Perinatal brain damage and compromised long-term neurologic outcome have been a topic of major concern and continuing debate. Until recently the occurrence of fetal brain injury was attributed to intrapartum events. However, evidence continues to accumulate that neurologic damage can occur during fetal life unrelated to intrapartum events. We report a case(More)
OBJECTIVE To compare the effectiveness of self-collected and health care worker (HCW)-collected nasal swabs for detection of influenza viruses and determine the patients' preference for type of collection. PATIENTS AND METHODS We enrolled adult patients presenting with influenzalike illness to the Emergency Department at Mayo Clinic, Rochester, Minnesota,(More)

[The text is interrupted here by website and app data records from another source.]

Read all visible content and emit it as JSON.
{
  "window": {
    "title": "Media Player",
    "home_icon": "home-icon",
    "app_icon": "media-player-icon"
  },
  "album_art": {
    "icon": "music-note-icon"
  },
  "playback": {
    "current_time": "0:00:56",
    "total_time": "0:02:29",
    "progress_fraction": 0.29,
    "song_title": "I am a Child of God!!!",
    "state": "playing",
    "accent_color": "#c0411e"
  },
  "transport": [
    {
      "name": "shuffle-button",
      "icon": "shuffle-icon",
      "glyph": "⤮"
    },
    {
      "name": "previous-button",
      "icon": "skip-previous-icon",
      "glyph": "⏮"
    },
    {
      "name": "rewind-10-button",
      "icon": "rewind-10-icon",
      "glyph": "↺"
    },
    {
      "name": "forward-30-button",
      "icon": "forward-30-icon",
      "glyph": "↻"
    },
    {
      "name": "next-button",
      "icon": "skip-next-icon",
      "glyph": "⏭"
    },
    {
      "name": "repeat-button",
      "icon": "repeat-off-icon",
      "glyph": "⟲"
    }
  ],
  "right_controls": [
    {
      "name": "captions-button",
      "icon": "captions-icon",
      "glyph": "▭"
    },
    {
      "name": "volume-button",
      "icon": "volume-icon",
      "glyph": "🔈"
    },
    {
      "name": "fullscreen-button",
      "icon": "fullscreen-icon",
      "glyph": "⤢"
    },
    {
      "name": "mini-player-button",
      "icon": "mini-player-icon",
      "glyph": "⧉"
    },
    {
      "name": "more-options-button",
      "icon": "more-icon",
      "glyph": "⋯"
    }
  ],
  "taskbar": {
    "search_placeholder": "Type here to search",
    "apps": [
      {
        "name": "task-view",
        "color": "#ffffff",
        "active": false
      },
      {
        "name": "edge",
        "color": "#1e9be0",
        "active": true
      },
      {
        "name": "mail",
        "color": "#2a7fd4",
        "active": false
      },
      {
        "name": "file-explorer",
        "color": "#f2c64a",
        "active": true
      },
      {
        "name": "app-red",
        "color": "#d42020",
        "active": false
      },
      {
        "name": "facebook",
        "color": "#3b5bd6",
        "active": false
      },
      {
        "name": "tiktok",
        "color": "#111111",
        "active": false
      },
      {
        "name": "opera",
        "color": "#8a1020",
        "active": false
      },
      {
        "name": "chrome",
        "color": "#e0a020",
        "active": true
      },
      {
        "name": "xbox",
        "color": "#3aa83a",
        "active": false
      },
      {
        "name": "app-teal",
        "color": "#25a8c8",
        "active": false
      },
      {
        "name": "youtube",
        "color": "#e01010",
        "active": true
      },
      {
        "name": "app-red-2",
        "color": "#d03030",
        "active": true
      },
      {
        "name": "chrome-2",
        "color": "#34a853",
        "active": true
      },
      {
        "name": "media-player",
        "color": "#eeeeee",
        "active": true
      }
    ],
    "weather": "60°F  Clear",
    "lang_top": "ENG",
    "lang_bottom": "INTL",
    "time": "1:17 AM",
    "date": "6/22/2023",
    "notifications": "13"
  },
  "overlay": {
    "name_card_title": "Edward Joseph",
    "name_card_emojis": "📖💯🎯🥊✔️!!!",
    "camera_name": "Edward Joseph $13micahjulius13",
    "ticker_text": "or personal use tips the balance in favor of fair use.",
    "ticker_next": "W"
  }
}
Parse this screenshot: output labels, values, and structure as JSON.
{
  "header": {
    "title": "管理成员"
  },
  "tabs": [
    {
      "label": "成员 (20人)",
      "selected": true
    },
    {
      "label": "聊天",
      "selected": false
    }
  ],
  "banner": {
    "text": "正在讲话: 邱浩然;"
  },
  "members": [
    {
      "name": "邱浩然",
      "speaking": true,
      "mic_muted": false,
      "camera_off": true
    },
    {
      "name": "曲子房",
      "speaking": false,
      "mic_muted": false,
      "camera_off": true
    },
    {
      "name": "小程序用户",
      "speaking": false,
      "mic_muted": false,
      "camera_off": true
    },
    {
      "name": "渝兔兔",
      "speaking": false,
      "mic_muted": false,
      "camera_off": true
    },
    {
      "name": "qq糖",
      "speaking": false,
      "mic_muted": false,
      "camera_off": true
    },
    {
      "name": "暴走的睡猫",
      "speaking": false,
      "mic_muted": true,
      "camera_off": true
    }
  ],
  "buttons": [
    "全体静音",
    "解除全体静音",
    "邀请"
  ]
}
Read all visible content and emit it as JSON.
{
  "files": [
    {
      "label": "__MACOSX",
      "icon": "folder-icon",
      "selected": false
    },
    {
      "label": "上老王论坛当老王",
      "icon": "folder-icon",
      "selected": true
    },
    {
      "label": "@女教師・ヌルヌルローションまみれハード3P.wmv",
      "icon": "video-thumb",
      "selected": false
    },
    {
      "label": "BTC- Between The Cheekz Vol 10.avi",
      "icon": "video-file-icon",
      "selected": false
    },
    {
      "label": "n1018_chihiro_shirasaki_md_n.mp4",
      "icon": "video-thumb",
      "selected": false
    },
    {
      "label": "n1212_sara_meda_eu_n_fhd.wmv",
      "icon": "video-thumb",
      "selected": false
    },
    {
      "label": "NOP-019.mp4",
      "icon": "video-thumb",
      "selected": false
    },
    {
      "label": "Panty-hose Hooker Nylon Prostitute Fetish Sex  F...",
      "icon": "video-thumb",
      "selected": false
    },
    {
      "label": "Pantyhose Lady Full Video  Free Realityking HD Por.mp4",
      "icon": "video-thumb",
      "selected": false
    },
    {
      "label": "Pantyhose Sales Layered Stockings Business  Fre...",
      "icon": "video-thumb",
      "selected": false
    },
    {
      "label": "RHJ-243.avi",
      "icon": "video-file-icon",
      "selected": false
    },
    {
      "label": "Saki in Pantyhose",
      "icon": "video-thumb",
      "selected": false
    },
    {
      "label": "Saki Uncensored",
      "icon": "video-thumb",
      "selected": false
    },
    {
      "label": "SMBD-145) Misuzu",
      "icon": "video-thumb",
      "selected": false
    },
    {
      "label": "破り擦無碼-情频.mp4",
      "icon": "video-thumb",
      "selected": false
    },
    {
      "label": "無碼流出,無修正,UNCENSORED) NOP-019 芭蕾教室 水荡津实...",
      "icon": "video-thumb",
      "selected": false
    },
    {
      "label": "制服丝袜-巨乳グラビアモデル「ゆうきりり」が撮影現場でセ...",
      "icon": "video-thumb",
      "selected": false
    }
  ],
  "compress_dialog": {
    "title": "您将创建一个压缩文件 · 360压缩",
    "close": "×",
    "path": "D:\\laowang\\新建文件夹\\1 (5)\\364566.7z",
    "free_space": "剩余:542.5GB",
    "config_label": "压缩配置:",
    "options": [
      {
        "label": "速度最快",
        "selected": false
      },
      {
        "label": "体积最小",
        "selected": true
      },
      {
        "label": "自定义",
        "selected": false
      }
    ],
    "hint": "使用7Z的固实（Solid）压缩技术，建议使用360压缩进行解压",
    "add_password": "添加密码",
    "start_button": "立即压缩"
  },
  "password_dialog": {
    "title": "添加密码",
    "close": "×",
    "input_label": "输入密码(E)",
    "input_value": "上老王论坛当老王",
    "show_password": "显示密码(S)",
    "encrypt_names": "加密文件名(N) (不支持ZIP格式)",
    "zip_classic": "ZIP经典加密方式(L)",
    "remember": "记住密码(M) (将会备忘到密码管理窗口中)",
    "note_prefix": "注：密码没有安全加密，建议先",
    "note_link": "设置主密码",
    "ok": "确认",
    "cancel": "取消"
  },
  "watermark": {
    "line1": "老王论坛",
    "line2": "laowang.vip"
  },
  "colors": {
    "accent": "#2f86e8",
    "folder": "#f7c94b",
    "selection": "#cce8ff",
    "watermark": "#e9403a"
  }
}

As health care reform results in fewer acute care days and cost-containment is emphasized, the role of the CNS becomes more important, although not necessarily in acute care, which has been the tradition. If the CNS role is to survive health care reform, it must expand into the community. The literature supports the effectiveness of the CNS in the(More)
Cutaneous silica granuloma is a rare and fascinating cause of delayed scarring. Symptoms may arise many years after minor wounding if glass, sand, or other silica-containing particles have been embedded. Such granulomatous lesions are often nodular, indurated, and erythematous. They may respond to surgical excision or medical treatment, and in rare cases,(More)
Since the value of home apnea monitoring for subsequent siblings (subsibs) of an infant who died of sudden infant death syndrome is uncertain, we describe an evaluation and monitoring program for subsibs. Eighty subsibs were screened in hospital at an average age of 4.6 weeks. The most valuable investigations included history, physical examination, blood(More)